* ABOUT THIS TASK:
Sift the material for lines containing "level", and return them.
LISTED ENTRIES START
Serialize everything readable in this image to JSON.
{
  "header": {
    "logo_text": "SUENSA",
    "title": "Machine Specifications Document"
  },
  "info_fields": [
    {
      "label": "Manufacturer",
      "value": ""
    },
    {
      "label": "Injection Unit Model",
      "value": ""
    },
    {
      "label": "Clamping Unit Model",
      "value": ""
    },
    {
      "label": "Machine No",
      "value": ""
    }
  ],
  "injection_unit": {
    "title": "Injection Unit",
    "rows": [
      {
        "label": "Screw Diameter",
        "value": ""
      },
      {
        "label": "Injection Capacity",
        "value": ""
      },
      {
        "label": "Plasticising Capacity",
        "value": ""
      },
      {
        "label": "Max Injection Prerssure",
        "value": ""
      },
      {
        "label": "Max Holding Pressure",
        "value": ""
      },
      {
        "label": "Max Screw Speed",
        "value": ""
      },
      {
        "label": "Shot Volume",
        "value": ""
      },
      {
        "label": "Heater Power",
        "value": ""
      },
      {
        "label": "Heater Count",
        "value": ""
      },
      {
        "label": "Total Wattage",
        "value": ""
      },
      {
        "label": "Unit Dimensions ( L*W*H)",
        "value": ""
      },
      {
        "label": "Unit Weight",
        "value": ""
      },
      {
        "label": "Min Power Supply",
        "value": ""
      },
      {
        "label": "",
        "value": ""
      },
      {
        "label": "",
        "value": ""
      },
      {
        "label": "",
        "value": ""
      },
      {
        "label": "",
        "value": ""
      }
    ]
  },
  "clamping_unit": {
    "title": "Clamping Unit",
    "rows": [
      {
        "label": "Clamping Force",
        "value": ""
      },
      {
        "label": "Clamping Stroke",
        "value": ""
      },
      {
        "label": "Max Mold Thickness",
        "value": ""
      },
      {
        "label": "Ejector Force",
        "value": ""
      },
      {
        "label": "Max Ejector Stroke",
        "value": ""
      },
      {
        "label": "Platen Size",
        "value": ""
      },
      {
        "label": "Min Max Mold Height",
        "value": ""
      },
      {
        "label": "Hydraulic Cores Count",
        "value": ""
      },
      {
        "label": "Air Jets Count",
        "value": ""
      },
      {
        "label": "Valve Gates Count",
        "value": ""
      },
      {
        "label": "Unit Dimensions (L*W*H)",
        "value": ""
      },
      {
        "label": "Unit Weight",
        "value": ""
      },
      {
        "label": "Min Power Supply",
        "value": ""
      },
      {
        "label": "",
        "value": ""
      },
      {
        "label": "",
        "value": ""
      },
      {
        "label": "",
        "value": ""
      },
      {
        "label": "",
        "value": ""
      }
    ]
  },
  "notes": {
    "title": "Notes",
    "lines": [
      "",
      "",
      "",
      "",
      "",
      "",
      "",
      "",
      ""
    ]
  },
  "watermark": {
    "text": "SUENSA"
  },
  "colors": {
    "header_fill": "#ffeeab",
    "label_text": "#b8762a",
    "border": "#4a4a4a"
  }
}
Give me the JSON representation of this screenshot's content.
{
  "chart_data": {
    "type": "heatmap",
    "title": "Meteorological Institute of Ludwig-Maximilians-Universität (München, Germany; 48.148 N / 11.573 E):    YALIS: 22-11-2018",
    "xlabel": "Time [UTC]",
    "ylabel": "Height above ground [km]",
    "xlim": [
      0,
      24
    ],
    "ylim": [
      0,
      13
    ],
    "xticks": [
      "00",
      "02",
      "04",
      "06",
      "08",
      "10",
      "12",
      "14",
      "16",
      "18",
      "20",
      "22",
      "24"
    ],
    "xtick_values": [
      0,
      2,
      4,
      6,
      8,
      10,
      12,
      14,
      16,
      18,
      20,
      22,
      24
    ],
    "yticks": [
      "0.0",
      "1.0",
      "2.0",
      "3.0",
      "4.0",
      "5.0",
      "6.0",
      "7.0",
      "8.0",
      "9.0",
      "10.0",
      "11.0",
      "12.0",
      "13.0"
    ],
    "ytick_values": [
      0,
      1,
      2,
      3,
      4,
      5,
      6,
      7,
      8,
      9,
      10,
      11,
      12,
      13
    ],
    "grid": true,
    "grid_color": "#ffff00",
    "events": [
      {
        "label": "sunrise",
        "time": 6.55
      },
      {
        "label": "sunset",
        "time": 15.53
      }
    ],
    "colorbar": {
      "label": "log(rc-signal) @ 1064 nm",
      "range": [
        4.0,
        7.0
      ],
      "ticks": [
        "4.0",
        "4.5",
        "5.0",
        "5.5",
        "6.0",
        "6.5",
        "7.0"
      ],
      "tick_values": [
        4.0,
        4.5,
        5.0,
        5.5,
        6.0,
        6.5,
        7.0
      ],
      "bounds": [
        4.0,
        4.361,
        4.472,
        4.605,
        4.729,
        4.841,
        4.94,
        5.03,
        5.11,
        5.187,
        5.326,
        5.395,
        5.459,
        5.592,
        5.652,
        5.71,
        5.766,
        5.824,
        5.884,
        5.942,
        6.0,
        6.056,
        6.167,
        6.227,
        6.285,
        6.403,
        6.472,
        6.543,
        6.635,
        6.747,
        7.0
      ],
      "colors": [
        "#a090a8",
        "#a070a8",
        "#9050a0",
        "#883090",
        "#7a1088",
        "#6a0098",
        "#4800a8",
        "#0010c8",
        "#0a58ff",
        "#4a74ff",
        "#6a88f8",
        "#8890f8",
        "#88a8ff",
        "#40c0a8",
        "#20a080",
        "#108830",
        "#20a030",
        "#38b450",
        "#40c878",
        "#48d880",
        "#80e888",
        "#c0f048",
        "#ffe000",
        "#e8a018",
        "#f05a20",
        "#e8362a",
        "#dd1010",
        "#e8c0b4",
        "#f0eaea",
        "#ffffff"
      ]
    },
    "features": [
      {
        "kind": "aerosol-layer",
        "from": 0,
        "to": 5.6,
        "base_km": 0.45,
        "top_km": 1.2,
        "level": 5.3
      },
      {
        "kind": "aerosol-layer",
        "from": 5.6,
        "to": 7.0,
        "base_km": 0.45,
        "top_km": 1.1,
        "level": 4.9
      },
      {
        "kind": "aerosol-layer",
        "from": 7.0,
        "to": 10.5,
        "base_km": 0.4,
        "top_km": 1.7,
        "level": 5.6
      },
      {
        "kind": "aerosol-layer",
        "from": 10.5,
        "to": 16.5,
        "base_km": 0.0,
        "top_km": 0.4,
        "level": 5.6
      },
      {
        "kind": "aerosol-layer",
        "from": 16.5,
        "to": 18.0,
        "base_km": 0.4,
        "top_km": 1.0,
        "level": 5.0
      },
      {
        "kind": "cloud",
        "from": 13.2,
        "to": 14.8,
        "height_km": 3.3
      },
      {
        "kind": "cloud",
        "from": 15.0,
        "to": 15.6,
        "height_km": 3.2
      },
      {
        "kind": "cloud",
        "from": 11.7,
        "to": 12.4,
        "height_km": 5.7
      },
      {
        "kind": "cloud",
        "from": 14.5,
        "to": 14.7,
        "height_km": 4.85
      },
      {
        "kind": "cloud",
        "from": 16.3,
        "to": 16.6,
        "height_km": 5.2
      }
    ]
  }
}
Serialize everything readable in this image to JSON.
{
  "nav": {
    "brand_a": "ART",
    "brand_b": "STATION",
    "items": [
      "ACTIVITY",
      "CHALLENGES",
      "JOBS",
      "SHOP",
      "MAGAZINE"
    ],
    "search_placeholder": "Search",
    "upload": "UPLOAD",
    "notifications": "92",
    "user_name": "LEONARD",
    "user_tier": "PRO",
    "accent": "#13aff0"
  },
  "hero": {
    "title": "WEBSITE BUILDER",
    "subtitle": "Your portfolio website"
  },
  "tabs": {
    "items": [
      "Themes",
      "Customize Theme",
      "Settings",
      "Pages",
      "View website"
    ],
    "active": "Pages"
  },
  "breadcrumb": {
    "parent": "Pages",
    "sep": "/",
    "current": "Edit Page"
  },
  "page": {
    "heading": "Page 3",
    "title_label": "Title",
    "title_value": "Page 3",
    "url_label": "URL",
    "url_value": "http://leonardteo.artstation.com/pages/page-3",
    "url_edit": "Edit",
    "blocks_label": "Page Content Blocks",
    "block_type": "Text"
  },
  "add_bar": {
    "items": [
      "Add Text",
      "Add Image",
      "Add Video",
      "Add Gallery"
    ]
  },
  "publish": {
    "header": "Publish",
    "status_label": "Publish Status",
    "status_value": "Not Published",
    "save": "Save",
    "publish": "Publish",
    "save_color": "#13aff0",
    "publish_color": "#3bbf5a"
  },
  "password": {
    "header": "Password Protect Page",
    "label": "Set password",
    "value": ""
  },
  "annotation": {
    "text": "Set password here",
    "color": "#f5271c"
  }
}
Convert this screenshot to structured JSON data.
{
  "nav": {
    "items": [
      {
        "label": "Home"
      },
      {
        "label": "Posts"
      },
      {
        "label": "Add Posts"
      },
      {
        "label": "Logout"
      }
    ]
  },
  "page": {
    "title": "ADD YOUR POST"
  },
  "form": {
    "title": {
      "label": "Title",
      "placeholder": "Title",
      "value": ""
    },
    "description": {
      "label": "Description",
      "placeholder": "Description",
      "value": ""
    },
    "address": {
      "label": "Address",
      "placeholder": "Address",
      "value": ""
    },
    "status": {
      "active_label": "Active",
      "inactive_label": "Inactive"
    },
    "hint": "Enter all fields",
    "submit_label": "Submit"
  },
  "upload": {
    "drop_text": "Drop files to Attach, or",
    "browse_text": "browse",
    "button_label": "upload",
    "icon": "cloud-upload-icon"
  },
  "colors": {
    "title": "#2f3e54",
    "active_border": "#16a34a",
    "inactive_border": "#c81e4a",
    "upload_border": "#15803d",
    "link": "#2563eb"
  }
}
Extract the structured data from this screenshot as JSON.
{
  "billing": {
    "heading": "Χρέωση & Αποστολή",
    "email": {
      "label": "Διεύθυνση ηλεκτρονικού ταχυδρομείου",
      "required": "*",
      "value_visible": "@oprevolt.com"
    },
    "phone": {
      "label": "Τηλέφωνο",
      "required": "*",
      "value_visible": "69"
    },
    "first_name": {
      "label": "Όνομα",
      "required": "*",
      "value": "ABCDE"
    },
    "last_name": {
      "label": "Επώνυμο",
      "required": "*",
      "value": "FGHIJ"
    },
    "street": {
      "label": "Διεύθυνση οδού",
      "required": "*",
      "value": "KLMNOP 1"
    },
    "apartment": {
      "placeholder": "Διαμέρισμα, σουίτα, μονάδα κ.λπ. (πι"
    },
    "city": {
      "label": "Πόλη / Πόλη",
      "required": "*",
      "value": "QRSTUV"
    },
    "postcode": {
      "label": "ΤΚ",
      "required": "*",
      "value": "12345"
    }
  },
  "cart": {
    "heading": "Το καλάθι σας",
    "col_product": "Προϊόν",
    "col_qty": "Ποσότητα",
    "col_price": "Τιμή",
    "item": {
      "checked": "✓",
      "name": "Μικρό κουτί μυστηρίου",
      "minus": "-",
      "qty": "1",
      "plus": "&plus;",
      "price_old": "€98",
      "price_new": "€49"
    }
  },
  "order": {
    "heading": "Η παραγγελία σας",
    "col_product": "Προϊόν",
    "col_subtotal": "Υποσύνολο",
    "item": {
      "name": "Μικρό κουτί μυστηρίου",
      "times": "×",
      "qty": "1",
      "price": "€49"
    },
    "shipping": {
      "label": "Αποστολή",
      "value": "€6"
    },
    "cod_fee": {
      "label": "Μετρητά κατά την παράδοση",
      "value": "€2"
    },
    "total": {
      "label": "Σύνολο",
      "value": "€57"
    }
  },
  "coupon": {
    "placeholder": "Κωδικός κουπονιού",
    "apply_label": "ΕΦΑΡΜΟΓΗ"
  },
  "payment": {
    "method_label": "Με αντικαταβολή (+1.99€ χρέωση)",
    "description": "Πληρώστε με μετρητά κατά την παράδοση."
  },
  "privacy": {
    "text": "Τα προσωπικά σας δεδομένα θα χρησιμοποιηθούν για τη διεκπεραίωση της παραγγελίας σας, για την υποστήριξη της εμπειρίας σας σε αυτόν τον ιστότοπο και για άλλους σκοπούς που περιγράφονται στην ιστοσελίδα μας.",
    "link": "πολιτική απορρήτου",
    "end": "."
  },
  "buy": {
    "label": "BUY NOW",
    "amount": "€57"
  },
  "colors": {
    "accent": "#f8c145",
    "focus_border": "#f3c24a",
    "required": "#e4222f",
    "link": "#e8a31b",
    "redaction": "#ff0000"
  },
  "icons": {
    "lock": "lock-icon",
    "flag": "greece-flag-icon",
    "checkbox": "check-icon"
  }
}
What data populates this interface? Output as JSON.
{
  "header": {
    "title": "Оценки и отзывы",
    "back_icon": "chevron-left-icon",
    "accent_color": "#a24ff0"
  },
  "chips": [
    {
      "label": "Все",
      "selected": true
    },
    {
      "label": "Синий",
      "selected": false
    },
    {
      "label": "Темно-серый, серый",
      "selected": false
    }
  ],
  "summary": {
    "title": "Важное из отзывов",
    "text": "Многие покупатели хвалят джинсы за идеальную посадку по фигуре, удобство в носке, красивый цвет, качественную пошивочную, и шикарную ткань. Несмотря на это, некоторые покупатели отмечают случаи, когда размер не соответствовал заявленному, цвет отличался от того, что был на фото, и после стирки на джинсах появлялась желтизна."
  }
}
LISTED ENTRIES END
* OUTPUT OF THE TASK:
        "level": 5.3
        "level": 4.9
        "level": 5.6
        "level": 5.6
        "level": 5.0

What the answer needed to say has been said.